What did I find?
There was some evidence of contestation between organisations. Key issues – such as the extent of illegal killing – were interpreted differently depending on who was talking. Organisations also discussed other actors, and used the platform to challenge and debate their claims. The motives, credibility, and responsibility of other organisations within the conflict were questioned, and often, arguments would escalate as organisations directly responded to one another. One of the most interesting findings was the mutual opinions organisations held of each other. They would portray the other as making false claims and accusations, of asserting their own interests at the expense of others, of damaging partnership efforts and attempting to sway the public and the government. We conclude that there is a discursive conflict here, with organisations using their public platforms to ‘battle it out’.
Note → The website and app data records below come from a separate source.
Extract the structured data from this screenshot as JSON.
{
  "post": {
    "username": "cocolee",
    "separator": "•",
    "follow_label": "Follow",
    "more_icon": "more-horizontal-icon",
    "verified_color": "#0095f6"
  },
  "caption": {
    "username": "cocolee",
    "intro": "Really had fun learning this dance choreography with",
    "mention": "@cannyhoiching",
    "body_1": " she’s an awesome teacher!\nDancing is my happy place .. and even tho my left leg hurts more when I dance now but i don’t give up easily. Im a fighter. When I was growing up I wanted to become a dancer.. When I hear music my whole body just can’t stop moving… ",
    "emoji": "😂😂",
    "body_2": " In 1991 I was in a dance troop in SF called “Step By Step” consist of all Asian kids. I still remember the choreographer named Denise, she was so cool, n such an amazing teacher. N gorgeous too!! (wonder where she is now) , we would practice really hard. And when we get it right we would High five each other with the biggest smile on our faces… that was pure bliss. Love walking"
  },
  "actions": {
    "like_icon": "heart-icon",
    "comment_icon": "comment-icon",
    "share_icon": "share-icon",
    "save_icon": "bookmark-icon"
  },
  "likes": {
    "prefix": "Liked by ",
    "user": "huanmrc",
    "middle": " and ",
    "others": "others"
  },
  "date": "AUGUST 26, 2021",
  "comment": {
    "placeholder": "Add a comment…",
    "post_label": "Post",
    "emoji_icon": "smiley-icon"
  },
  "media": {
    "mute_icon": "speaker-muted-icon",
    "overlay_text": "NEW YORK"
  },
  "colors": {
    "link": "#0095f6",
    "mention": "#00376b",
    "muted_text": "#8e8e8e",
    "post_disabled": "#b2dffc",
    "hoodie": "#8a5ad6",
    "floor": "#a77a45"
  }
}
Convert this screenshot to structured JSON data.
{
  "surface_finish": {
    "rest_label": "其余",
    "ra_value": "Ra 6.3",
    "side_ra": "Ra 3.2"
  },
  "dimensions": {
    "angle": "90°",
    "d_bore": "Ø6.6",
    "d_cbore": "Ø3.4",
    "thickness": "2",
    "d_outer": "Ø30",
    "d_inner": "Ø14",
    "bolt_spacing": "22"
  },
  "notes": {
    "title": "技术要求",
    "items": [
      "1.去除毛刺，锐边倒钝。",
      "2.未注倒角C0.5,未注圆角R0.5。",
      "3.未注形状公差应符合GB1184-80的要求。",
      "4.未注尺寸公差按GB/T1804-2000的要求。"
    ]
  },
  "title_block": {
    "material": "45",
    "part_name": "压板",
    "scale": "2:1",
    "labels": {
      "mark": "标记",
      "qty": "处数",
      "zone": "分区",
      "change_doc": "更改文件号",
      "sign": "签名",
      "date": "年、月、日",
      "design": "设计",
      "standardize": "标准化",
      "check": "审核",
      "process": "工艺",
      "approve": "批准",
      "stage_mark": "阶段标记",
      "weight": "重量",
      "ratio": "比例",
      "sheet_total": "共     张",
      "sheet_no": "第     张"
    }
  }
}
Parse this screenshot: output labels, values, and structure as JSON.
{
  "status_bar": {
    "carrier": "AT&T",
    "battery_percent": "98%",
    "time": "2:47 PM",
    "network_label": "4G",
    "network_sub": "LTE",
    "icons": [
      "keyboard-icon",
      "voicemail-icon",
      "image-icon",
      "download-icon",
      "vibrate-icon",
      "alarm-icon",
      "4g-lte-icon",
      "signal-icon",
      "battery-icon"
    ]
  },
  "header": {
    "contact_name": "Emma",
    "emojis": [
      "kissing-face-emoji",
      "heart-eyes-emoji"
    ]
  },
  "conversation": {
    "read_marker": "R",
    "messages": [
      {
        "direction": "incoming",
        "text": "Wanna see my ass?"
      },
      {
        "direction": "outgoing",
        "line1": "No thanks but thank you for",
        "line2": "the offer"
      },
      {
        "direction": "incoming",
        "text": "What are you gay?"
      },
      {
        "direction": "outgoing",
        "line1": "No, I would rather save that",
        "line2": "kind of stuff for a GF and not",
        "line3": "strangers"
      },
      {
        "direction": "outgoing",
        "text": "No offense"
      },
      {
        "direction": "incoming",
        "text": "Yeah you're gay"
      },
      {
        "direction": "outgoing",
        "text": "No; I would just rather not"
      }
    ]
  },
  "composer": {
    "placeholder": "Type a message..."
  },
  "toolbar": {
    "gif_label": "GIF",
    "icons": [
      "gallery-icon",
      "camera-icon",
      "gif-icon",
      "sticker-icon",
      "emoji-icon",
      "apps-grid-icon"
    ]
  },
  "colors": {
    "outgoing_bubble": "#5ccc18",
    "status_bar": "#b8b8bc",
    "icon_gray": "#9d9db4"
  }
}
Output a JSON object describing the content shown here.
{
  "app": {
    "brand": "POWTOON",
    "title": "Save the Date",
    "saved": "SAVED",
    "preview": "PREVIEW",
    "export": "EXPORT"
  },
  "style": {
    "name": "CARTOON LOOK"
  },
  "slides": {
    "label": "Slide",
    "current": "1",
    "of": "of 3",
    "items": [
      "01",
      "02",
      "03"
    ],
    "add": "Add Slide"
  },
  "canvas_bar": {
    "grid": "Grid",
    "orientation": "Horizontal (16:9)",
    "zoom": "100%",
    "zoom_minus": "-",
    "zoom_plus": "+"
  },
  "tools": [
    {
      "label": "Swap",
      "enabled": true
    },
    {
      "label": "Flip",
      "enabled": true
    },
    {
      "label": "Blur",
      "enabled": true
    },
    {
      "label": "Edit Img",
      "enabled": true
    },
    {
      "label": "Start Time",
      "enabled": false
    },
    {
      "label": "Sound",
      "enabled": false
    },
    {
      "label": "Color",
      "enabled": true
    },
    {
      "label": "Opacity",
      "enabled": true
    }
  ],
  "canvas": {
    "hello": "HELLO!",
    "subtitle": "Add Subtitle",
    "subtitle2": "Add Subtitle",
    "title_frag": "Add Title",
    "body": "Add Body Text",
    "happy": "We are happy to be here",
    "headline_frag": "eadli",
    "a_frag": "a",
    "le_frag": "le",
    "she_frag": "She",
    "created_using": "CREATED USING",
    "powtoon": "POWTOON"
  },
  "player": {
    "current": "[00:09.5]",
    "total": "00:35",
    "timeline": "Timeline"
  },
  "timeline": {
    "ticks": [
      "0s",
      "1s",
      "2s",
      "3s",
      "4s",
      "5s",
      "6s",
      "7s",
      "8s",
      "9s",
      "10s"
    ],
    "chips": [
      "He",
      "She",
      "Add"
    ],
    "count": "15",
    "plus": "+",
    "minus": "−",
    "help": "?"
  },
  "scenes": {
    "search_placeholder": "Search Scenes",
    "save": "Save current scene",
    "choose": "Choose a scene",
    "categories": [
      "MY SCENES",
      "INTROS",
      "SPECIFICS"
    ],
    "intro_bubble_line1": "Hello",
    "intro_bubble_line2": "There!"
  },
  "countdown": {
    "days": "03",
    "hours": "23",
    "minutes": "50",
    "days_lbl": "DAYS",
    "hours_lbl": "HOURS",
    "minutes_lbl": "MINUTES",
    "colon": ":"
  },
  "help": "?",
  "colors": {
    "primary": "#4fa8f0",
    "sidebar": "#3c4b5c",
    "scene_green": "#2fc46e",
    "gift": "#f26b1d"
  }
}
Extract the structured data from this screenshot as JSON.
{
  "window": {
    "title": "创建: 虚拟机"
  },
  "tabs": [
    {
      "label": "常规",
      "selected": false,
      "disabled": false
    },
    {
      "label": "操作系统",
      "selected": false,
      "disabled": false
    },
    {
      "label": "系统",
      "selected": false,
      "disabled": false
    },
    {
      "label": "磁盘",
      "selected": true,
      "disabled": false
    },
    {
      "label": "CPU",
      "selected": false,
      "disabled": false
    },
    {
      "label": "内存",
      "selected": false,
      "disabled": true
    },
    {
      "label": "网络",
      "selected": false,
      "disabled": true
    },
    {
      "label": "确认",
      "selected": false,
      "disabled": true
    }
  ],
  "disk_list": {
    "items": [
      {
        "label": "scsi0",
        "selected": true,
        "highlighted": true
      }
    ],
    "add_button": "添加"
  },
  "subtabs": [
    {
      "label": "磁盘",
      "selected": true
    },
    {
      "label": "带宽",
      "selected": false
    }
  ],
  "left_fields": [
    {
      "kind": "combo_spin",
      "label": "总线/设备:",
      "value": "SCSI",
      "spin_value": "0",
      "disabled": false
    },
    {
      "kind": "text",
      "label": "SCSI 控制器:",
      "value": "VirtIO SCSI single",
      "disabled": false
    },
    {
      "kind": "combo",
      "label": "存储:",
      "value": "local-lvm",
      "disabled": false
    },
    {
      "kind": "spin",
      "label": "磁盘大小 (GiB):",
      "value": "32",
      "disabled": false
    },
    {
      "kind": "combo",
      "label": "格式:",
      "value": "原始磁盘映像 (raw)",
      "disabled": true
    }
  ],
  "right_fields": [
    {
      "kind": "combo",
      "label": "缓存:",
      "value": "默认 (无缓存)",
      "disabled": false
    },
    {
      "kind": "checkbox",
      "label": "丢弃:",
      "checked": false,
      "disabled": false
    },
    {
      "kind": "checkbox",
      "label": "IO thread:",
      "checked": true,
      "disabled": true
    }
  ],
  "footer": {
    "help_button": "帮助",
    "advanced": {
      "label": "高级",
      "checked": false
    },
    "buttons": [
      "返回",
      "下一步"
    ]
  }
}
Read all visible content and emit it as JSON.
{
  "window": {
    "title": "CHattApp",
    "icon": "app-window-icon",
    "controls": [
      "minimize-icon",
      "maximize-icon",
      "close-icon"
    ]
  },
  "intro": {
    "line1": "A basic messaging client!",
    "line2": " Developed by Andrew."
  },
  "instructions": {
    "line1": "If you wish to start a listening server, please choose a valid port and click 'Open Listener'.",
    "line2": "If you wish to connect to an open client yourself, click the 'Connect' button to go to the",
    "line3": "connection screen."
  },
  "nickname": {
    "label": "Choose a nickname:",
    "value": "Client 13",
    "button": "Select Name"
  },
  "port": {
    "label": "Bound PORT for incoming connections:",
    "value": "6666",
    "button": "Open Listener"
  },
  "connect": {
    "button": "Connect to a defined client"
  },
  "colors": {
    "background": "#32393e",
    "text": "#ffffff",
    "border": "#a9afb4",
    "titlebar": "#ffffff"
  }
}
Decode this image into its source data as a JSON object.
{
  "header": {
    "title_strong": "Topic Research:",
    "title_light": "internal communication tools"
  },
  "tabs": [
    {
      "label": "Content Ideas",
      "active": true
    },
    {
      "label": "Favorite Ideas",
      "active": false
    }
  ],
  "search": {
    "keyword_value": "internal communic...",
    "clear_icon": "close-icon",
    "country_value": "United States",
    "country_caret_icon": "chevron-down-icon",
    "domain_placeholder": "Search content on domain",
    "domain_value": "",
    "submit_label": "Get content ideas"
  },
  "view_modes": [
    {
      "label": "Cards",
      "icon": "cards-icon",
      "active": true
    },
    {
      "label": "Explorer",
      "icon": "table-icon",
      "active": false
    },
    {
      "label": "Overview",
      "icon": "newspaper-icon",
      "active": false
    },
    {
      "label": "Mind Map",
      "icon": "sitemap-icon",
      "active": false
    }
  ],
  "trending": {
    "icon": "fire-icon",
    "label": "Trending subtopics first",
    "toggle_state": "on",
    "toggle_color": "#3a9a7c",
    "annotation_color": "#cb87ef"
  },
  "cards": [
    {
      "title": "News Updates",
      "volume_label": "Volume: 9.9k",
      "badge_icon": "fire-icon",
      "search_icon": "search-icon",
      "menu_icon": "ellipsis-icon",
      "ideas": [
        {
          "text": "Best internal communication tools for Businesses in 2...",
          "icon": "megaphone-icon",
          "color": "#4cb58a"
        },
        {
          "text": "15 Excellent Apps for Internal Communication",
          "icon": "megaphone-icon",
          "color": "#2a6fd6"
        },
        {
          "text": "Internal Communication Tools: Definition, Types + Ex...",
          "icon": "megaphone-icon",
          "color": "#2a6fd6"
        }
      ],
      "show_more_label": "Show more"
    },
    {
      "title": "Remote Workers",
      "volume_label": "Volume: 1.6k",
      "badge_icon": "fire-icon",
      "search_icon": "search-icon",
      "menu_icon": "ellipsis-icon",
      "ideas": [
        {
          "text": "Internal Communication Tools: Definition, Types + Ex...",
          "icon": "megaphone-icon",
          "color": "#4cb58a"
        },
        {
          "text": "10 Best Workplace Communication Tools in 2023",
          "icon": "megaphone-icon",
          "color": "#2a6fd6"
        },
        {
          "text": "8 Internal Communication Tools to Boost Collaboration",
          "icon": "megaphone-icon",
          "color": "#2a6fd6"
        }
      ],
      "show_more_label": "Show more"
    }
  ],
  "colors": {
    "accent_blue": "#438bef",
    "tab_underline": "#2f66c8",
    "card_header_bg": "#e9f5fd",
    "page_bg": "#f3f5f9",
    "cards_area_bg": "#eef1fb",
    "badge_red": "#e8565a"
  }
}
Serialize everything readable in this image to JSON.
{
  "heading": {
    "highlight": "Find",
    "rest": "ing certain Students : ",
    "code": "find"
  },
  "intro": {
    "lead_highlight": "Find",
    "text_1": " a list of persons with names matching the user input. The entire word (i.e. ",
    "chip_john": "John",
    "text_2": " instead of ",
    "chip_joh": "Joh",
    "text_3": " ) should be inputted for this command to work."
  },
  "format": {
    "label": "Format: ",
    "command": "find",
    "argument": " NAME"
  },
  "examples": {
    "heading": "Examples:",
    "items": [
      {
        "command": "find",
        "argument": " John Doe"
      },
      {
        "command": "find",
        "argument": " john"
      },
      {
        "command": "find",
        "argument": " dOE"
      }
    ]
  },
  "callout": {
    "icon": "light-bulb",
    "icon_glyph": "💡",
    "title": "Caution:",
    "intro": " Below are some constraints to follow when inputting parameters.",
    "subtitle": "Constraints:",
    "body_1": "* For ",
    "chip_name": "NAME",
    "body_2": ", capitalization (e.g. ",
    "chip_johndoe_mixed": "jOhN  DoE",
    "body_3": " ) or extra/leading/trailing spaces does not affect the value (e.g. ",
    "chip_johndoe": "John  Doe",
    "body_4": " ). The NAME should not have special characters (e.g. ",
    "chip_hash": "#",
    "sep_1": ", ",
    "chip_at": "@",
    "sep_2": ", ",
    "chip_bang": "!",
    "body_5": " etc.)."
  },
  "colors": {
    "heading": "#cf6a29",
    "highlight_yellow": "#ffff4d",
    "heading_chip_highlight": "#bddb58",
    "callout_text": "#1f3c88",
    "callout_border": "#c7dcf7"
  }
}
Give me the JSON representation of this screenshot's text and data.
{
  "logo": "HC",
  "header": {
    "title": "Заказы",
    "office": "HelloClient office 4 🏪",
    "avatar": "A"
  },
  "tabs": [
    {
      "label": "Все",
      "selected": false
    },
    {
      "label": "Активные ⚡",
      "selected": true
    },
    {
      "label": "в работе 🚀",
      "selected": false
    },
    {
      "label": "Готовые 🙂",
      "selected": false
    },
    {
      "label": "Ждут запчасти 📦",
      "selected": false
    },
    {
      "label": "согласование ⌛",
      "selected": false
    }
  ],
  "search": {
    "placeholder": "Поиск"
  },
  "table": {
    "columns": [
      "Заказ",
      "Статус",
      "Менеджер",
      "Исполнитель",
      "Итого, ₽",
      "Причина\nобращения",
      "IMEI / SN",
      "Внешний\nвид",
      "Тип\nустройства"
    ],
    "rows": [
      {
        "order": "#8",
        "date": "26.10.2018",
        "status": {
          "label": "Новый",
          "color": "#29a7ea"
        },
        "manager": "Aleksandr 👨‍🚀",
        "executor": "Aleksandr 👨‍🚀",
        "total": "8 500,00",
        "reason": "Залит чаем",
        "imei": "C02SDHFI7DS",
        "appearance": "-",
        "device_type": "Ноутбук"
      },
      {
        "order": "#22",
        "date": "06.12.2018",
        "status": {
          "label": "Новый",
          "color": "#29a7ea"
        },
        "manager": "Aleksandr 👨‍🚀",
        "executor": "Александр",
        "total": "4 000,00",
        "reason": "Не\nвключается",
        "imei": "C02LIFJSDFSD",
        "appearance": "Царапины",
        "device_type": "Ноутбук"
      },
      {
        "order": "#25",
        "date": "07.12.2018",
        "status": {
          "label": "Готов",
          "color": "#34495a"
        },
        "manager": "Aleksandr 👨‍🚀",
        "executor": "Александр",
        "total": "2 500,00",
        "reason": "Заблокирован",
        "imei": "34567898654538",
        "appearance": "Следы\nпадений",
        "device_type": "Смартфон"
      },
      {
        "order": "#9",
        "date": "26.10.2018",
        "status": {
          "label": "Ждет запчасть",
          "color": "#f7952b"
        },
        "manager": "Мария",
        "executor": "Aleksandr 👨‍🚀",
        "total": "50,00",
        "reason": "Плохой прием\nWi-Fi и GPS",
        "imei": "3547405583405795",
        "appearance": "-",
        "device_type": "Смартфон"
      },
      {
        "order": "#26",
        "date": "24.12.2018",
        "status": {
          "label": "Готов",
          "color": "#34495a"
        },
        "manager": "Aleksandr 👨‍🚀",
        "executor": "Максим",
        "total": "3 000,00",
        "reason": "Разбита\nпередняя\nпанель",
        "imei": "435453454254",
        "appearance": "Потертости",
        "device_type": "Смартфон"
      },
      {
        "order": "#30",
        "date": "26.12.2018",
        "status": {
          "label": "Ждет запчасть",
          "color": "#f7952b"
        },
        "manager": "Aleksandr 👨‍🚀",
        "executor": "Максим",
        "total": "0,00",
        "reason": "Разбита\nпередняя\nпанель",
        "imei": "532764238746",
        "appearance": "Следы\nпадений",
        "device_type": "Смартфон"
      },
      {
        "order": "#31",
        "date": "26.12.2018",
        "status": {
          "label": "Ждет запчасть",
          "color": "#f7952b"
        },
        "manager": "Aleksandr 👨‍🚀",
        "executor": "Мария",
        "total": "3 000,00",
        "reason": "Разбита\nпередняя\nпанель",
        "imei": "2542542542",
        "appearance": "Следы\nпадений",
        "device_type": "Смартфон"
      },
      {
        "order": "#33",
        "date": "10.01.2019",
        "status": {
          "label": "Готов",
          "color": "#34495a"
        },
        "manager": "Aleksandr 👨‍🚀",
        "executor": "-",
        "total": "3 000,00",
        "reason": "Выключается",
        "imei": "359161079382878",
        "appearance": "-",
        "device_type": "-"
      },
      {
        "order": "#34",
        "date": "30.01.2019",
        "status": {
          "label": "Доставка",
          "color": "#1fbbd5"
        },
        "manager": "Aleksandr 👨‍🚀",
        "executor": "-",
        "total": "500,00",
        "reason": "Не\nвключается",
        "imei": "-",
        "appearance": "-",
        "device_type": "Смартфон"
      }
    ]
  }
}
It was not all negative. There were shared arguments and concerns – the illegal killing of raptors was wrong and needed to be stopped, raptors should be protected, and wildlife crime needed to be allocated higher priority by government.
Why does this matter?
These organisations are fully entitled to fight for their own beliefs and causes. In itself that is not wrong. However, I am looking at this from a conflict management perspective. These are very powerful, high profile voices we see and hear about all the time; they represent various interests at stakeholder meetings, and are quoted in the media with respect to the raptor-grouse conflict. The danger of there being conflict between them is that their arguments will dominate, drowning out quieter, silent or more nuanced voices. There is often a disconnect between how people feel on the ground, vs how institutions interact publicly with one another. Tensions between stakeholders may be exacerbated based on what someone has said in the media. Further, organisations may have the power to influence policy, and if one interpretation is seen to be favoured over others, some groups may feel excluded, marginalised, and refuse to collaborate in the future as a result. This is not unique to the raptor-grouse case; similar findings are found in cases of conservation conflict all over the world.
We suggest that to move forwards with the conflict in some way, conflict managers may need to address the underlying reasons for this organisational conflict before holding stakeholder meetings, and think carefully about how the dynamics between these groups may affect the process. A positive aspect that came out of our analysis was there appeared to be areas of agreement, which we could possibly use as a springboard for more effective dialogue in the future.
A final word
I am extremely passionate about trying to address this conflict. I set out to do a PhD because I could see issues and complexity that was going unnoticed and unaddressed, and so I take a more pragmatic perspective. The paper is a vehicle to highlight an issue that I, my supervisory team, and many others, feel is important and needs to be discussed robustly and respectively. We hope this paper has a positive impact in contributing to the understanding of a situation that is inherently complex, and damaging not just to human lives and livelihoods, but also the wildlife and landscape and decisions made about its management.
If you are interested, the full paper can be found here: https://www.sciencedirect.com/science/article/pii/S0264837718303065. And please don’t hesitate to comment or get in touch with feedback and questions – I welcome discussion!